Ribelle’s Tim Maslow, an alumnus of Momofuku, was sent a box of samples. Specializing in Italian food, Maslow wasn’t sure how to utilize the Kaizen products, so he sent them over to Mei Mei to experiment. “We really like these on vegetarian dishes because we think it gives them that nice umami punch,” says Irene.
If you thought bacon and pancetta were the only ways to add salt, spice, and smoky aromatics, think again. The Kaizen smoked spelt bonji adds a startling level of depth and flavor to Mei Mei’s salads and stir-frys. Lentil hozon is smoked and used like barbecue sauce. And their returning sweet and sour pork (made with a soy sauce and cranberry reduction) benefits from a hefty dose of the spicy chickpea gochu.
The New York Times caused an uproar last year when they covered New Yorker staff writer Dana Goodyear’s book, Anything That Moves: Renegade Chefs, Fearless Eaters, and the Making of a New American Food Culture, which predicts the rise of insect consumption in the American diet. Eating bugs?!? Well, to fight out-of-control population growth and the massive amount of greenhouse gases produced by factory farming, scientists, and even chefs like the renowned Grant Achatz are looking for alternative sources of protein.

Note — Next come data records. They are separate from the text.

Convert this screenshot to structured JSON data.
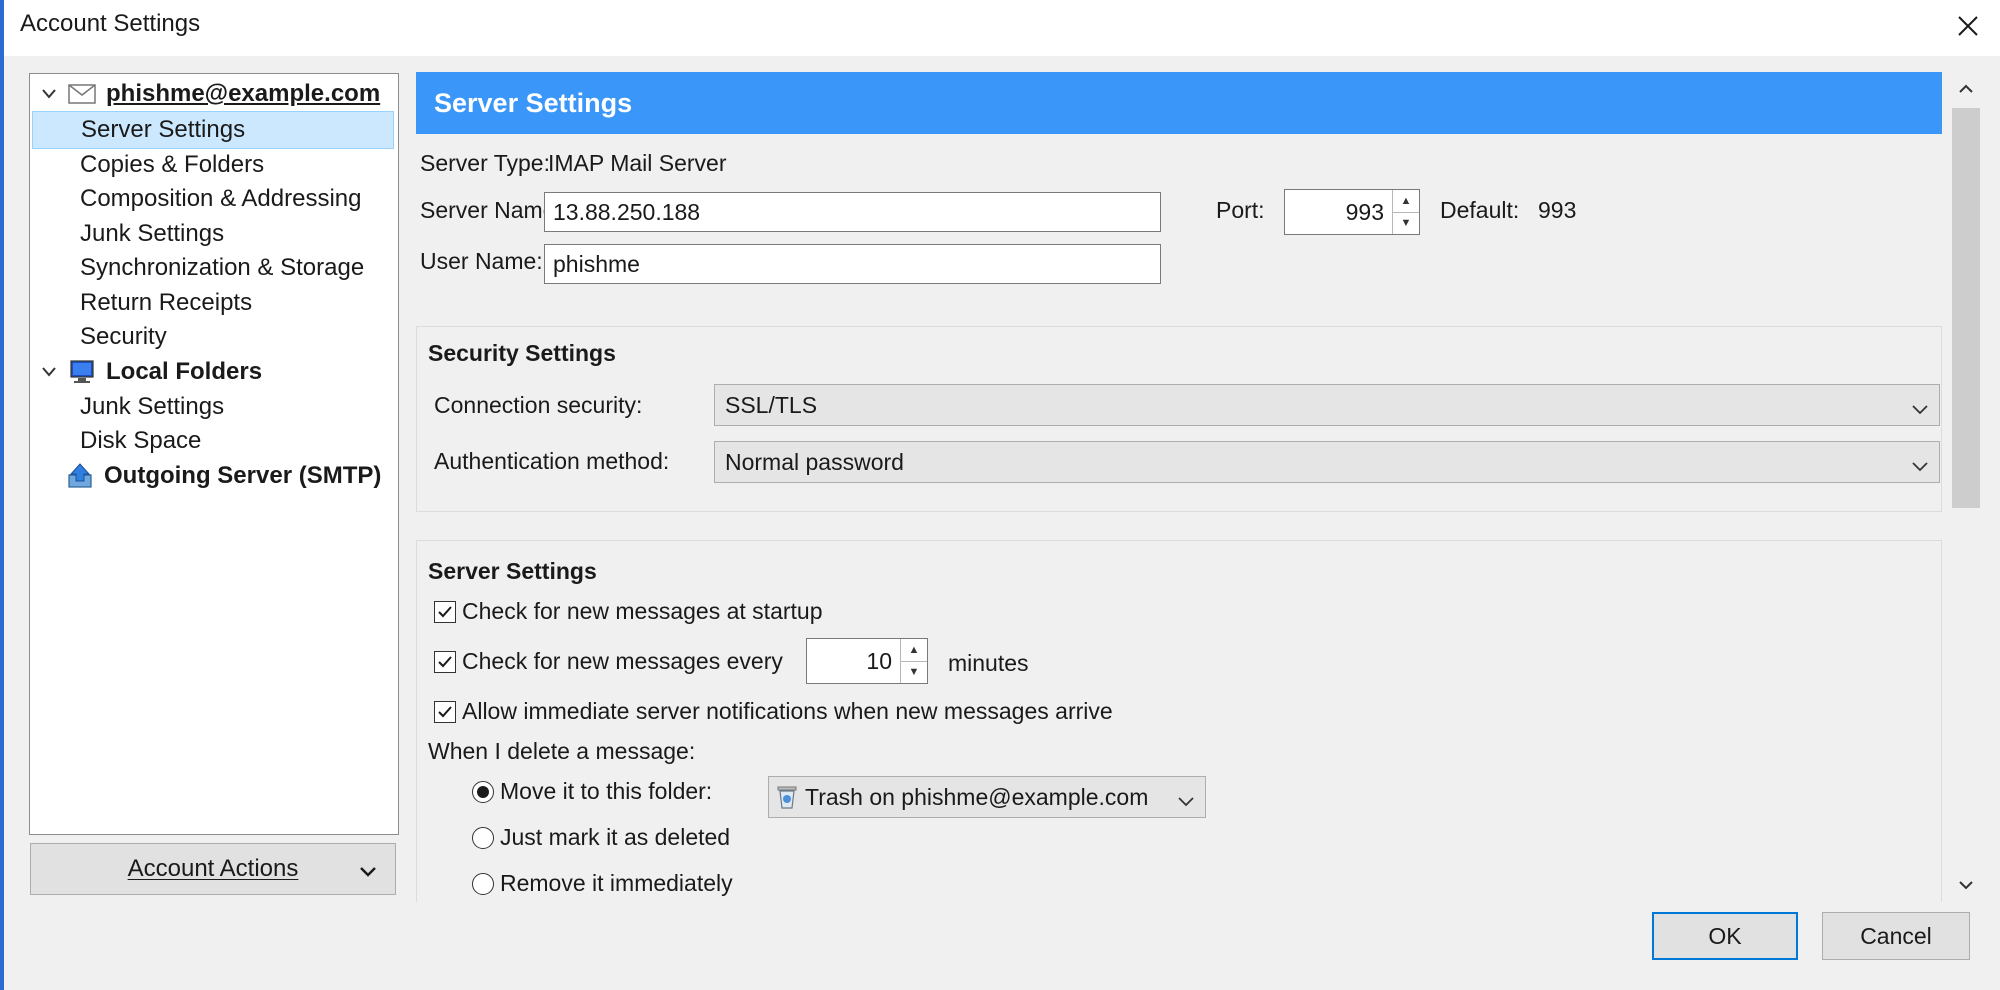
{
  "window": {
    "title": "Account Settings",
    "close_icon": "close-icon"
  },
  "sidebar": {
    "account_email": "phishme@example.com",
    "account_items": [
      "Server Settings",
      "Copies & Folders",
      "Composition & Addressing",
      "Junk Settings",
      "Synchronization & Storage",
      "Return Receipts",
      "Security"
    ],
    "selected_item": "Server Settings",
    "local_folders": "Local Folders",
    "local_items": [
      "Junk Settings",
      "Disk Space"
    ],
    "outgoing_server": "Outgoing Server (SMTP)",
    "account_actions": "Account Actions"
  },
  "main": {
    "header": "Server Settings",
    "server_type_label": "Server Type:",
    "server_type_value": "IMAP Mail Server",
    "server_name_label": "Server Name:",
    "server_name_value": "13.88.250.188",
    "port_label": "Port:",
    "port_value": "993",
    "default_label": "Default:",
    "default_value": "993",
    "user_name_label": "User Name:",
    "user_name_value": "phishme",
    "security": {
      "title": "Security Settings",
      "connection_label": "Connection security:",
      "connection_value": "SSL/TLS",
      "auth_label": "Authentication method:",
      "auth_value": "Normal password"
    },
    "server_settings": {
      "title": "Server Settings",
      "check_startup": "Check for new messages at startup",
      "check_startup_checked": true,
      "check_every": "Check for new messages every",
      "check_every_checked": true,
      "check_every_value": "10",
      "minutes": "minutes",
      "allow_notifications": "Allow immediate server notifications when new messages arrive",
      "allow_notifications_checked": true,
      "delete_label": "When I delete a message:",
      "move_folder": "Move it to this folder:",
      "move_folder_selected": true,
      "trash_folder": "Trash on phishme@example.com",
      "mark_deleted": "Just mark it as deleted",
      "remove_immediately": "Remove it immediately"
    }
  },
  "buttons": {
    "ok": "OK",
    "cancel": "Cancel"
  },
  "colors": {
    "header_bg": "#3a96f8",
    "selection_bg": "#cce8ff",
    "default_button_border": "#0078d7"
  }
}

Now local chefs like Sofra Bakery’s Geoff Lukas and the cooks at Mei Mei are working on entrees that incorporate entomophagy. Here’s the thing: they’re actually really good. These are still months away from becoming a reality, but Irene showed me fermented mealworms that tasted like parmesan cheese. There was a “bar snack” made from freeze-dried mealworms, which were flash-fried in a wok then topped with Old Bay. The result tasted like pork rinds coated in Doritos cheese spice. And who doesn’t love fish sauce, the backbone of so much Vietnamese and Thai cuisine? Irene had made a garum from the fermented mealworms that could easily be incorporated in the same way as traditional fish sauce. Once again, these are in a developmental phase, but hopefully it’s one they’re brave enough to pursue—not just for the novelty aspect, but for the possibility of even more daring, flavorful food.